Understanding Society, a British study supported by the Economic and Social Research Council has brought out some interesting details about attitudes and relationships of its people.
Involving a fund of 48.9 million pounds of the taxpayer's money, 40,000 families and a period of the next twenty years, the first findings have come out less than a week after the governement started measuring national happiness to gauge the level of satisfaction people living in Britain have in their lives.
The happiest relationships seemed to be enjoyed by young, married couples who do not have children yet. Couples who have been in a relationship for less than five years can expect to be happy in their lives, compared to those who have been in longer-term arrangements. 60 per cent of the 1,268 young people surveyed have stated that they were "completely satisfied" with their family life.
Older couples showed much less satisfaction in their lives, and women exhibited a greater decrease in happiness than men. Marriage made couples happier than other partnership arrangements.
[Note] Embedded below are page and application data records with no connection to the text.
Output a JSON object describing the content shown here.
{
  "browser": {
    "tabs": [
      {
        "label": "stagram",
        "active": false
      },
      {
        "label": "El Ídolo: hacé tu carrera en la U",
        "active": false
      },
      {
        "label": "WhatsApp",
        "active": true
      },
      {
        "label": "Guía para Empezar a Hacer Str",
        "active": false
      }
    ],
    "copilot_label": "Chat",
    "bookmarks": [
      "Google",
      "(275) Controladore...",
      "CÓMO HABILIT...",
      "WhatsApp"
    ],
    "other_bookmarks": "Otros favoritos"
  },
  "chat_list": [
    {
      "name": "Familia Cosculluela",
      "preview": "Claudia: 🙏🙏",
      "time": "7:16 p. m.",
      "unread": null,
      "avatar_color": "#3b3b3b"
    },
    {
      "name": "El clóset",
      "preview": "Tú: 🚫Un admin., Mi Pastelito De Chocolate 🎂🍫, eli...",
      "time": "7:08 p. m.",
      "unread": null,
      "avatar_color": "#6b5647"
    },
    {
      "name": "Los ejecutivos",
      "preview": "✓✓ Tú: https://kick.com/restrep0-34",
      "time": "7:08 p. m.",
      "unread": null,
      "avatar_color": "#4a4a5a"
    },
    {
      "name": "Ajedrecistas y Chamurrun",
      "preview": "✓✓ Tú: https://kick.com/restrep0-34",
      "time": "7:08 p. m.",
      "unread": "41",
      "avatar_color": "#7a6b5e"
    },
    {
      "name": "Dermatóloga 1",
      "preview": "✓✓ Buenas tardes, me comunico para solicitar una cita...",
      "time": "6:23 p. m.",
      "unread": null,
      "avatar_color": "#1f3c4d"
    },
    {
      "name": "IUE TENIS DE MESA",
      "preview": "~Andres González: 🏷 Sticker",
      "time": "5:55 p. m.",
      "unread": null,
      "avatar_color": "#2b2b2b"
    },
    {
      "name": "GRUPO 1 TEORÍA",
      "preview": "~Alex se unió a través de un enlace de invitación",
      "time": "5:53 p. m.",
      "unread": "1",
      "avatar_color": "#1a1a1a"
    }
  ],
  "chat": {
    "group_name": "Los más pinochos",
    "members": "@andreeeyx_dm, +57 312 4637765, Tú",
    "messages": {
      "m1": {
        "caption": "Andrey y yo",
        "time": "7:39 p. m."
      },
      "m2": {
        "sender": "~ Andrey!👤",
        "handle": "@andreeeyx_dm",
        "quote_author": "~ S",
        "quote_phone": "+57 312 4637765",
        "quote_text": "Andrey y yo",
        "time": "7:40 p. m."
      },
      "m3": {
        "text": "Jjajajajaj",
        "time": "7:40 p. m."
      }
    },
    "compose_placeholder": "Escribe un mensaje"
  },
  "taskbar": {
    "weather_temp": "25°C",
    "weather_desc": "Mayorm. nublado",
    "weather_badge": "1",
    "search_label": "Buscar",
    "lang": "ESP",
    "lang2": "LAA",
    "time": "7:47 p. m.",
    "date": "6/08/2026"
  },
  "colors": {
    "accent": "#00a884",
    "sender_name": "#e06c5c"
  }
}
But a child seemed to spoil the contentment quotient, with parents of pre-school children among the unhappiest, although they did recapture some of their early happiness when the children grew up.
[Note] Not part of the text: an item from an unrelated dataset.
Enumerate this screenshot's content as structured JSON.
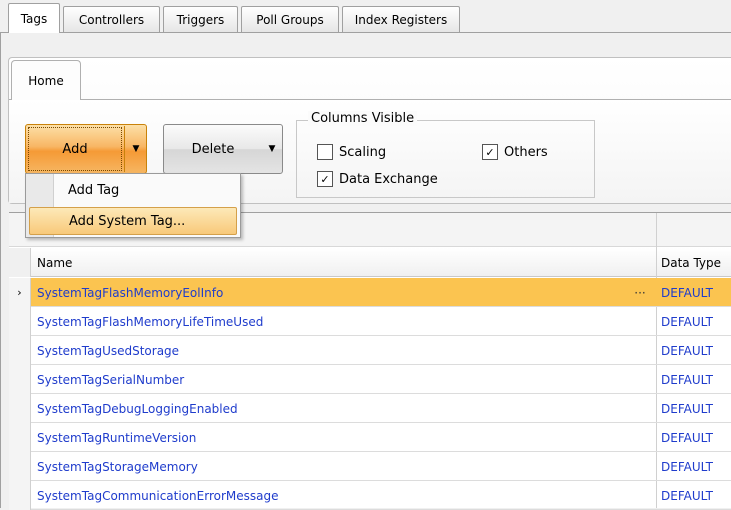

The study looked at various factors - unemployment, single-parent families, the importance of the traditional family unit in children's development, the number of siblings, sibling rivalry and poverty - that affected the level of happiness among the people.
"The findings will inform not only individual life choices but also government policy, directing efforts toward those who need it most," stated David Willetts, Minister for Universities and Science.
The study's intent is to "map the social landscape as the country recovers from the deepest recession for 60 years."